*Required work:* Each line in the listing below that includes "chevron" should be counted; give the total and nothing more.

───

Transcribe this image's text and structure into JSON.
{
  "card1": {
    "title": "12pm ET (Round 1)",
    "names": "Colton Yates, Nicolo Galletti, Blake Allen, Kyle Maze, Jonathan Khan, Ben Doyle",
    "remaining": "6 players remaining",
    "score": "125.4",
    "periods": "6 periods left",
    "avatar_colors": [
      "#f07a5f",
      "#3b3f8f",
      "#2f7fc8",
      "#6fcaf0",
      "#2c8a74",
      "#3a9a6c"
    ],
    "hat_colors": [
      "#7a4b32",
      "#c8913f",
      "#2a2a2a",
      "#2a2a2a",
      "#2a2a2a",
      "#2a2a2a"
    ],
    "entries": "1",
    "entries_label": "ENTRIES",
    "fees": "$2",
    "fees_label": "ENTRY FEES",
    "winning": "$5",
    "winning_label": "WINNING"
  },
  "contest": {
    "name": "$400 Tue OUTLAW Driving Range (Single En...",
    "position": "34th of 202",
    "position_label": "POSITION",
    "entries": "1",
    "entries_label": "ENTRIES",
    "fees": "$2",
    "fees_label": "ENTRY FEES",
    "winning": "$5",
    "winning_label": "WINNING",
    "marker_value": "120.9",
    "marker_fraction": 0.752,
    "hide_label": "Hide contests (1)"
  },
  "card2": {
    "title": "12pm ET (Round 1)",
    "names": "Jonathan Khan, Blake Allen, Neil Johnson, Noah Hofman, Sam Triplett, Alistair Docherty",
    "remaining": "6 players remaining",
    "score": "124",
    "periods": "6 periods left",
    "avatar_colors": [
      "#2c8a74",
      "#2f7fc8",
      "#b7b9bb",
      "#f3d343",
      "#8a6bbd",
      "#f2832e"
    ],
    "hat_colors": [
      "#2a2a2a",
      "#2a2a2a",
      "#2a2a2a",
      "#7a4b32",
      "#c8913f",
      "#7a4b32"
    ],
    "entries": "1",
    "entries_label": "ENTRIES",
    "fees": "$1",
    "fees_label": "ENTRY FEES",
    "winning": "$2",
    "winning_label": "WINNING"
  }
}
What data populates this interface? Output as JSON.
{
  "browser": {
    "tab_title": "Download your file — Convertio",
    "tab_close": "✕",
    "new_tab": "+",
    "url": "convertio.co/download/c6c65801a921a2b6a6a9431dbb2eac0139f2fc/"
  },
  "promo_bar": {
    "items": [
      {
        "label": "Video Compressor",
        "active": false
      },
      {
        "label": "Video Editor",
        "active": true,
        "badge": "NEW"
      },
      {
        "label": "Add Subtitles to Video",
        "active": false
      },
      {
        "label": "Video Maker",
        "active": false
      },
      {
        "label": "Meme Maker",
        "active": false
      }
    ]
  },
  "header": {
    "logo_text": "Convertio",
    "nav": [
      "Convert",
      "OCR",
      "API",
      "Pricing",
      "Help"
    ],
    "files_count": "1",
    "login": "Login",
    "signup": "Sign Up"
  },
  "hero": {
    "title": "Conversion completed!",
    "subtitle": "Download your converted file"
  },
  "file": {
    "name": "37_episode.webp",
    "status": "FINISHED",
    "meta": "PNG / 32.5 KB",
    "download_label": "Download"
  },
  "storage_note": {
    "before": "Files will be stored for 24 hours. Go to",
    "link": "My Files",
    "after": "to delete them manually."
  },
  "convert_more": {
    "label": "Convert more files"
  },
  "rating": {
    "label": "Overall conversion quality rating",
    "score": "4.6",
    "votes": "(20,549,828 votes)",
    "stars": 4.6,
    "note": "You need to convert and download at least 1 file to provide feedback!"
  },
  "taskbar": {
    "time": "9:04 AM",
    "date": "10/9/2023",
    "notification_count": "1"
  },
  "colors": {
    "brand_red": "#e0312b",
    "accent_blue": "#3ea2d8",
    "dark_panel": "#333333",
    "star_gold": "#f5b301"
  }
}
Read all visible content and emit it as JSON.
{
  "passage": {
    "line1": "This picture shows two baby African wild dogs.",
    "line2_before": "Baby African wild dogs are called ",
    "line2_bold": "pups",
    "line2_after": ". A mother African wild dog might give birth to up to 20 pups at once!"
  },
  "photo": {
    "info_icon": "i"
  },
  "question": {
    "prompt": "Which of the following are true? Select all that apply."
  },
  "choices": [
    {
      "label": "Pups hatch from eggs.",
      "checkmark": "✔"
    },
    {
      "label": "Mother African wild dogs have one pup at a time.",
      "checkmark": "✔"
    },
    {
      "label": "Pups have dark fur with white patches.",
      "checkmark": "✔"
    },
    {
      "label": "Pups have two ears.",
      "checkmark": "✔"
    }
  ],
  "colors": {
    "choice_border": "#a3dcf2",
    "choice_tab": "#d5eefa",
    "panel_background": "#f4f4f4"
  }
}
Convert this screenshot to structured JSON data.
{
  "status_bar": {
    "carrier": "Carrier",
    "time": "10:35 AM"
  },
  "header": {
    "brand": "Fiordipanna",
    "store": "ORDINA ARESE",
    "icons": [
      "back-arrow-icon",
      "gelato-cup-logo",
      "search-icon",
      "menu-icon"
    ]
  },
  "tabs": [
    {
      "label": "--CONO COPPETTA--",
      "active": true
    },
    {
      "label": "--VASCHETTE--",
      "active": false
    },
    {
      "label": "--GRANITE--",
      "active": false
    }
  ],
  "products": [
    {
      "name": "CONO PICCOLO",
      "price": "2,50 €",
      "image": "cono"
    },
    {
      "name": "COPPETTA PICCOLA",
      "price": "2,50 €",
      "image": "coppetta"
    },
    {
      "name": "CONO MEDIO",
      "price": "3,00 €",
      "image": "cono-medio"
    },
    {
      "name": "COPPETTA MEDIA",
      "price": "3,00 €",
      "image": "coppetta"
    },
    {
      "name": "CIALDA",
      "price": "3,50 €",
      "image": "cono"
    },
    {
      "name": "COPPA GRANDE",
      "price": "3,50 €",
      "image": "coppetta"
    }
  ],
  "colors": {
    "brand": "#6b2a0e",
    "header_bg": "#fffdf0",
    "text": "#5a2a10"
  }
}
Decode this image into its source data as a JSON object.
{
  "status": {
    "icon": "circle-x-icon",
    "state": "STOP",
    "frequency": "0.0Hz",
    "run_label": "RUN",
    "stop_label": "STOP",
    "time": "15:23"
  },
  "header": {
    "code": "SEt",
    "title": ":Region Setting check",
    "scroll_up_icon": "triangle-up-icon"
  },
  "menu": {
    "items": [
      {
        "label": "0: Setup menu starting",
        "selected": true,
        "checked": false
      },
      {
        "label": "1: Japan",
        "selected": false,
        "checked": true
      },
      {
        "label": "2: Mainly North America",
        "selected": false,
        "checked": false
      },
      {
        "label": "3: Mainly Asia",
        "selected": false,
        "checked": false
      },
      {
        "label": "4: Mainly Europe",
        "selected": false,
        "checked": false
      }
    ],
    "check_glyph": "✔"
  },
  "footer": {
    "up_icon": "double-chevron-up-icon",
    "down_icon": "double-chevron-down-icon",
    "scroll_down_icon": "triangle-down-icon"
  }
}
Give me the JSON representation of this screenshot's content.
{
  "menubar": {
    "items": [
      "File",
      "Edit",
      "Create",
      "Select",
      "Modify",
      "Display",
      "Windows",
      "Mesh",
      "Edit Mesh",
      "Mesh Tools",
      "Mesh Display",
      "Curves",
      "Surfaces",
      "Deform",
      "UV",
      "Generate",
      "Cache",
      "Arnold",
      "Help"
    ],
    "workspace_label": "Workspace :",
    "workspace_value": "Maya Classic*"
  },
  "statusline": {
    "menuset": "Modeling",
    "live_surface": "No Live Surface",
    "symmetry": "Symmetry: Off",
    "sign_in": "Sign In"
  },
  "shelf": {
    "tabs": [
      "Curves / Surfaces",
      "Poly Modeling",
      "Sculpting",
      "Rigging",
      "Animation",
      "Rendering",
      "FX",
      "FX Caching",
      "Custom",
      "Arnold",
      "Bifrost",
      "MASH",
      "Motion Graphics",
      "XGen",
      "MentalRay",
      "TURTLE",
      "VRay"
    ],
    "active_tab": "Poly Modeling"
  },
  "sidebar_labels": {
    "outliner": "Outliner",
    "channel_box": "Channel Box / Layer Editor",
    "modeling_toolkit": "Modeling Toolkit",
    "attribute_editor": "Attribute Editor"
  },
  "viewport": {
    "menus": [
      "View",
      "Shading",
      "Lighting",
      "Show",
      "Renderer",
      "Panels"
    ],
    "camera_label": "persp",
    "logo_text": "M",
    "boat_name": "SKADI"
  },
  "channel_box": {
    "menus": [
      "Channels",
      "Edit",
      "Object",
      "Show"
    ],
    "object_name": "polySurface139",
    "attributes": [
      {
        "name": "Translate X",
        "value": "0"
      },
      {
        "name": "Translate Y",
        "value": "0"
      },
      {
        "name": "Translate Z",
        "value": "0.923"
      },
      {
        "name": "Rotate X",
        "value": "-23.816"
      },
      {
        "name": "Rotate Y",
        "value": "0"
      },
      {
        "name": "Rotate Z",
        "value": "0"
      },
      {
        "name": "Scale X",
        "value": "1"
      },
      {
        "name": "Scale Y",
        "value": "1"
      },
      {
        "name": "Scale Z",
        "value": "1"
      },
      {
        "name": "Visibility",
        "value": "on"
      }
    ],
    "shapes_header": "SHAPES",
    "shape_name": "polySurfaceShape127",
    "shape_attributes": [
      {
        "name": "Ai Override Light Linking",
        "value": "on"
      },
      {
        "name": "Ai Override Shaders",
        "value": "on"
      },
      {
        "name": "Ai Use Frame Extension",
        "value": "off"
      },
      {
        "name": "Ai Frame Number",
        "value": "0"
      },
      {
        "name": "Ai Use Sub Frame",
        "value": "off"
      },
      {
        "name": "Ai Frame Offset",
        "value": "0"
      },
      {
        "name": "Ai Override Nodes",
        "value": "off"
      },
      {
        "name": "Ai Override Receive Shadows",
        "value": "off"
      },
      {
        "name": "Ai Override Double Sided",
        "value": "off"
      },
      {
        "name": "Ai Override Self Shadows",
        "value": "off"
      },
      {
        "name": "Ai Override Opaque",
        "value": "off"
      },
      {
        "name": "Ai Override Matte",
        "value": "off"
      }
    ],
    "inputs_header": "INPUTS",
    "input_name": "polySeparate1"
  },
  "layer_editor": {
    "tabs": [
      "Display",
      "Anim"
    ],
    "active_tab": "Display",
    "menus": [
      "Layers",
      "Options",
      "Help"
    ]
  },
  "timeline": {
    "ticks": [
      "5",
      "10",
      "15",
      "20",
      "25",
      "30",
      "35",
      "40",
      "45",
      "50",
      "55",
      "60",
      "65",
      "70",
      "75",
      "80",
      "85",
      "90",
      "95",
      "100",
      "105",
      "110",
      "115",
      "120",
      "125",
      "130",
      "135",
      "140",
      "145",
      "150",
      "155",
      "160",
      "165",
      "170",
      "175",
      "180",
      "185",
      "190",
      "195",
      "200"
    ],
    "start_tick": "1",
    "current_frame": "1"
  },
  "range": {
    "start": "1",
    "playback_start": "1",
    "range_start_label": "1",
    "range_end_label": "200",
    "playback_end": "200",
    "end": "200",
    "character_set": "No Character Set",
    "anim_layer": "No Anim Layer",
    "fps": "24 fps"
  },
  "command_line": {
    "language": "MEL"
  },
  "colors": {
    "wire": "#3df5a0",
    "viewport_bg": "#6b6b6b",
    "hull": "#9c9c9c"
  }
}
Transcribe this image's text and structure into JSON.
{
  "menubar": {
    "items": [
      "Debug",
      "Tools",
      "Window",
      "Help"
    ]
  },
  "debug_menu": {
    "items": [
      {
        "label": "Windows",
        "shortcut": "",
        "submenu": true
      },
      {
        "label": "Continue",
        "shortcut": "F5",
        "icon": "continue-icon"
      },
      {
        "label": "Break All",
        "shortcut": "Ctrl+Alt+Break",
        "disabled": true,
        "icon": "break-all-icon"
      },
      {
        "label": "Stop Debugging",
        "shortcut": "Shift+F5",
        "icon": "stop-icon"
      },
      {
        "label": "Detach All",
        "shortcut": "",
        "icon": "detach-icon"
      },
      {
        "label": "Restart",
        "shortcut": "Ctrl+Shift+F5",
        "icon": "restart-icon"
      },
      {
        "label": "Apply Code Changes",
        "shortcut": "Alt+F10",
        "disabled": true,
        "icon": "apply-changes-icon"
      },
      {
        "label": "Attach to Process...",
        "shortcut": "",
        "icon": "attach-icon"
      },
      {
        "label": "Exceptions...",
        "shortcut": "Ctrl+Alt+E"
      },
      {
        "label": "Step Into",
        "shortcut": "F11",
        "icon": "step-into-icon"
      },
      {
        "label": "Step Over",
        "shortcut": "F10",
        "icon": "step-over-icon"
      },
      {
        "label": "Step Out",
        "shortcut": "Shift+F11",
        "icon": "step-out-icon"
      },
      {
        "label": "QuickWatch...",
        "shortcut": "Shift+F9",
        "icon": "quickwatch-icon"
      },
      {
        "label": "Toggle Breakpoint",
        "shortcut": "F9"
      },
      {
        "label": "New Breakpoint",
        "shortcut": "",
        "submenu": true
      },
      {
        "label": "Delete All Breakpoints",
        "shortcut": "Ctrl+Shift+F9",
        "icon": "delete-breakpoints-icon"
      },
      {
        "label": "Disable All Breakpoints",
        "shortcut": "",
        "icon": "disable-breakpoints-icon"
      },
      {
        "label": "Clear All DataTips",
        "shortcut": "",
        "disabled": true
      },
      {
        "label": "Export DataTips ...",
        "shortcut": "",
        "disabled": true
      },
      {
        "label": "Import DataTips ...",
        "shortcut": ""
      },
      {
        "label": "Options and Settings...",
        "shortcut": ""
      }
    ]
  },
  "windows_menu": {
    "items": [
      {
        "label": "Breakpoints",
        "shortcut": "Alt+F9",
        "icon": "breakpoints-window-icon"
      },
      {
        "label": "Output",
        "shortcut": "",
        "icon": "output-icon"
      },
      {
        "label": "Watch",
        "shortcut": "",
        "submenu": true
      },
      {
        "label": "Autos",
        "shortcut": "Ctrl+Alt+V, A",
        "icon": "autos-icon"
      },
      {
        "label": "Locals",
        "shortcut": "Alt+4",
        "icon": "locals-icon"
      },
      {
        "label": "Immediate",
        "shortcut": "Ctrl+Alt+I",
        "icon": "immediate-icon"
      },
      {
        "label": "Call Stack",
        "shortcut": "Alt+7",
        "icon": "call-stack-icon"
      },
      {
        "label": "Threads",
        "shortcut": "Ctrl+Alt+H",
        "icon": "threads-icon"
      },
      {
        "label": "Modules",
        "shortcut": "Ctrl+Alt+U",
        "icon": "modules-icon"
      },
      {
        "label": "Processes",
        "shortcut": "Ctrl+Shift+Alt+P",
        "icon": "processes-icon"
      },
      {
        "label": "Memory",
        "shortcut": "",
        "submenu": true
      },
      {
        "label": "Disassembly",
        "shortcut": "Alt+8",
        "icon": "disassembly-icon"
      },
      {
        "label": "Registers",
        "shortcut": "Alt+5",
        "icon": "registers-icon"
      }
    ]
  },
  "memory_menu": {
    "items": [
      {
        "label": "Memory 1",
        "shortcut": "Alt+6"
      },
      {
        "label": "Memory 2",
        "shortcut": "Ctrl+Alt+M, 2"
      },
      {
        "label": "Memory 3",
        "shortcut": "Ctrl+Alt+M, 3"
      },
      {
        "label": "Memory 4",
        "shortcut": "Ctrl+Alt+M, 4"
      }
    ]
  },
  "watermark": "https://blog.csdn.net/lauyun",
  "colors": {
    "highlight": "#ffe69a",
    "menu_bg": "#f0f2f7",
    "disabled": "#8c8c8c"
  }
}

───

*The answer:* 2